### Exercise goal
Copy each line of the material beneath that holds the word "value".

--------------------------------------------------

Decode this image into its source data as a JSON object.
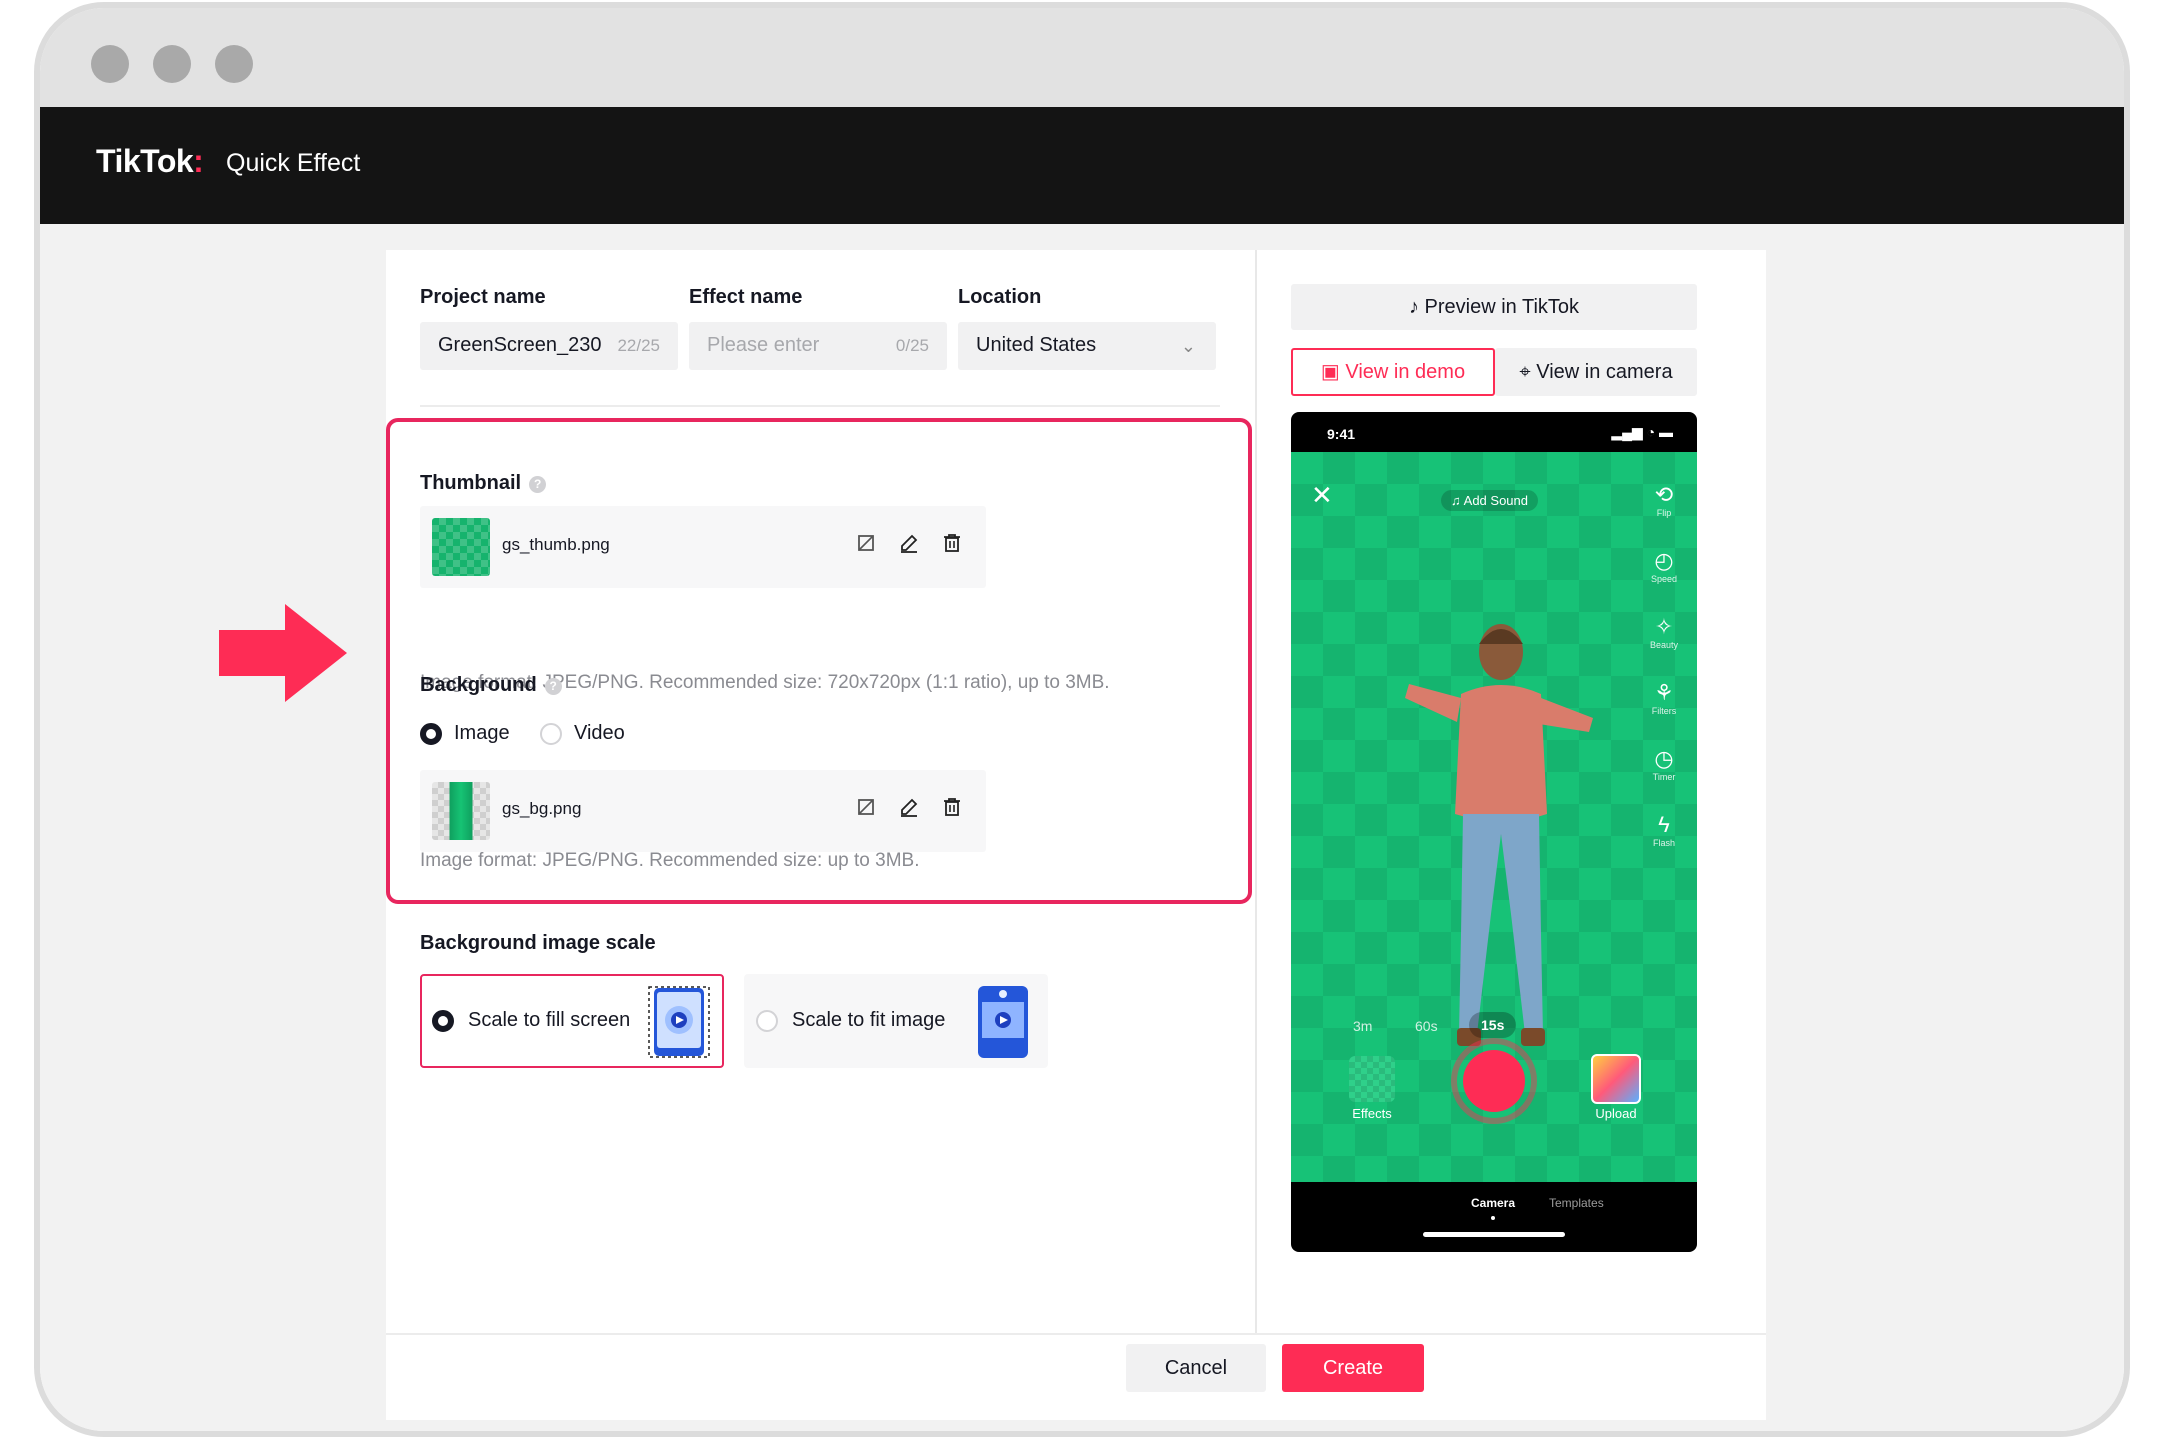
{
  "app": {
    "brand": "TikTok",
    "brand_colon": ":",
    "product": "Quick Effect"
  },
  "form": {
    "project_name": {
      "label": "Project name",
      "value": "GreenScreen_230",
      "count": "22/25"
    },
    "effect_name": {
      "label": "Effect name",
      "placeholder": "Please enter",
      "count": "0/25"
    },
    "location": {
      "label": "Location",
      "value": "United States"
    }
  },
  "thumbnail": {
    "label": "Thumbnail",
    "file": "gs_thumb.png",
    "hint": "Image format: JPEG/PNG. Recommended size: 720x720px (1:1 ratio), up to 3MB."
  },
  "background": {
    "label": "Background",
    "options": [
      "Image",
      "Video"
    ],
    "selected": "Image",
    "file": "gs_bg.png",
    "hint": "Image format: JPEG/PNG. Recommended size: up to 3MB."
  },
  "scale": {
    "label": "Background image scale",
    "options": [
      "Scale to fill screen",
      "Scale to fit image"
    ],
    "selected": "Scale to fill screen"
  },
  "preview": {
    "button": "Preview in TikTok",
    "tabs": [
      "View in demo",
      "View in camera"
    ],
    "active_tab": "View in demo",
    "phone": {
      "time": "9:41",
      "add_sound": "Add Sound",
      "side_tools": [
        "Flip",
        "Speed",
        "Beauty",
        "Filters",
        "Timer",
        "Flash"
      ],
      "durations": [
        "3m",
        "60s",
        "15s"
      ],
      "active_duration": "15s",
      "effects_label": "Effects",
      "upload_label": "Upload",
      "bottom_tabs": [
        "Camera",
        "Templates"
      ],
      "active_bottom_tab": "Camera"
    }
  },
  "actions": {
    "cancel": "Cancel",
    "create": "Create"
  },
  "colors": {
    "accent": "#fe2c55",
    "highlight": "#e8265e",
    "green_screen": "#17c277",
    "nav": "#141414"
  }
}
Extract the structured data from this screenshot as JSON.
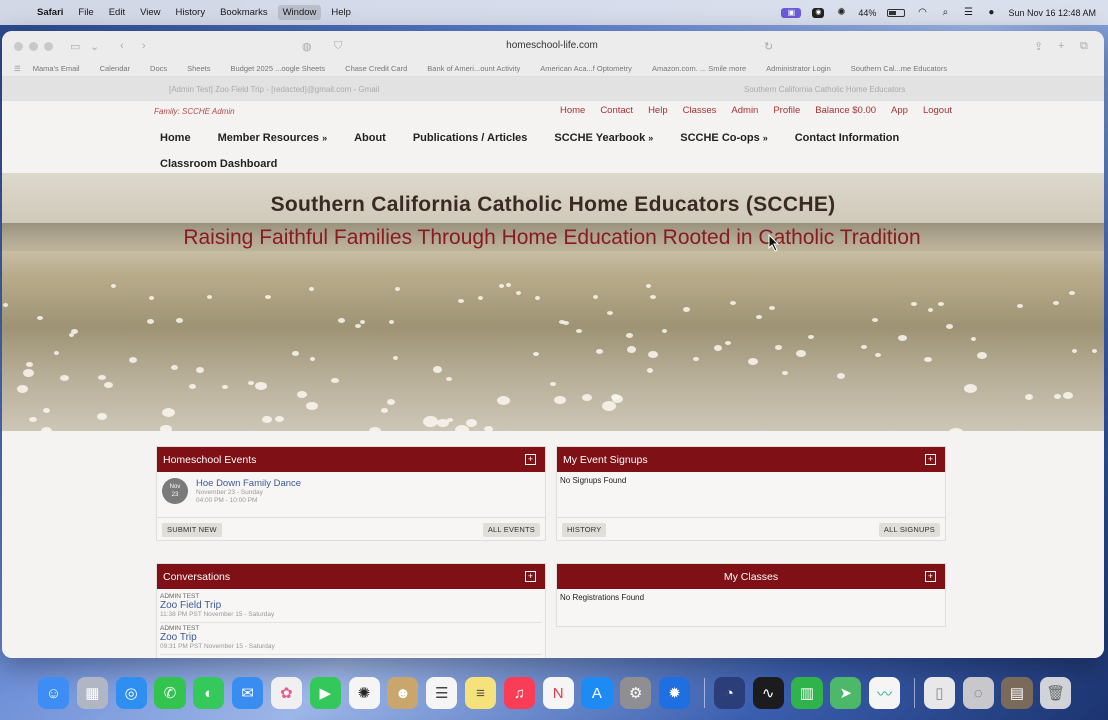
{
  "menubar": {
    "apple": "",
    "items": [
      "Safari",
      "File",
      "Edit",
      "View",
      "History",
      "Bookmarks",
      "Window",
      "Help"
    ],
    "battery": "44%",
    "datetime": "Sun Nov 16  12:48 AM"
  },
  "browser": {
    "url": "homeschool-life.com",
    "bookmarks": [
      "Mama's Email",
      "Calendar",
      "Docs",
      "Sheets",
      "Budget 2025 ...oogle Sheets",
      "Chase Credit Card",
      "Bank of Ameri...ount Activity",
      "American Aca...f Optometry",
      "Amazon.com. ... Smile more",
      "Administrator Login",
      "Southern Cal...me Educators"
    ],
    "tabs": [
      "[Admin Test] Zoo Field Trip - [redacted]@gmail.com - Gmail",
      "Southern California Catholic Home Educators"
    ]
  },
  "site": {
    "family_label": "Family: SCCHE Admin",
    "top_links": [
      "Home",
      "Contact",
      "Help",
      "Classes",
      "Admin",
      "Profile",
      "Balance $0.00",
      "App",
      "Logout"
    ],
    "nav_row1": [
      {
        "label": "Home",
        "arrow": ""
      },
      {
        "label": "Member Resources",
        "arrow": "»"
      },
      {
        "label": "About",
        "arrow": ""
      },
      {
        "label": "Publications / Articles",
        "arrow": ""
      },
      {
        "label": "SCCHE Yearbook",
        "arrow": "»"
      },
      {
        "label": "SCCHE Co-ops",
        "arrow": "»"
      },
      {
        "label": "Contact Information",
        "arrow": ""
      }
    ],
    "nav_row2": "Classroom Dashboard",
    "hero_title": "Southern California Catholic Home Educators (SCCHE)",
    "hero_subtitle": "Raising Faithful Families Through Home Education Rooted in Catholic Tradition"
  },
  "panels": {
    "events": {
      "title": "Homeschool Events",
      "plus": "+",
      "event_month": "Nov",
      "event_day": "23",
      "event_title": "Hoe Down Family Dance",
      "event_date": "November 23 - Sunday",
      "event_time": "04:00 PM - 10:00 PM",
      "btn_left": "SUBMIT NEW",
      "btn_right": "ALL EVENTS"
    },
    "signups": {
      "title": "My Event Signups",
      "plus": "+",
      "empty": "No Signups Found",
      "btn_left": "HISTORY",
      "btn_right": "ALL SIGNUPS"
    },
    "conversations": {
      "title": "Conversations",
      "plus": "+",
      "items": [
        {
          "who": "ADMIN TEST",
          "title": "Zoo Field Trip",
          "when": "11:38 PM PST November 15 - Saturday"
        },
        {
          "who": "ADMIN TEST",
          "title": "Zoo Trip",
          "when": "09:31 PM PST November 15 - Saturday"
        }
      ]
    },
    "classes": {
      "title": "My Classes",
      "plus": "+",
      "empty": "No Registrations Found"
    }
  },
  "dock": {
    "apps": [
      "Finder",
      "Launchpad",
      "Safari",
      "WhatsApp",
      "Messages",
      "Mail",
      "Photos",
      "FaceTime",
      "ChatGPT",
      "Contacts",
      "Reminders",
      "Notes",
      "Music",
      "News",
      "App Store",
      "System Settings",
      "Settings",
      "Disk Utility",
      "Stocks",
      "Numbers",
      "Maps",
      "Freeform",
      "Preview",
      "Photo Booth",
      "Downloads",
      "Trash"
    ]
  },
  "colors": {
    "brand_maroon": "#7f1015",
    "link_blue": "#3b5a9a",
    "top_link_red": "#a83232"
  }
}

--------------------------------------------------

### Expected answer
      "value": "GreenScreen_230",
      "value": "United States"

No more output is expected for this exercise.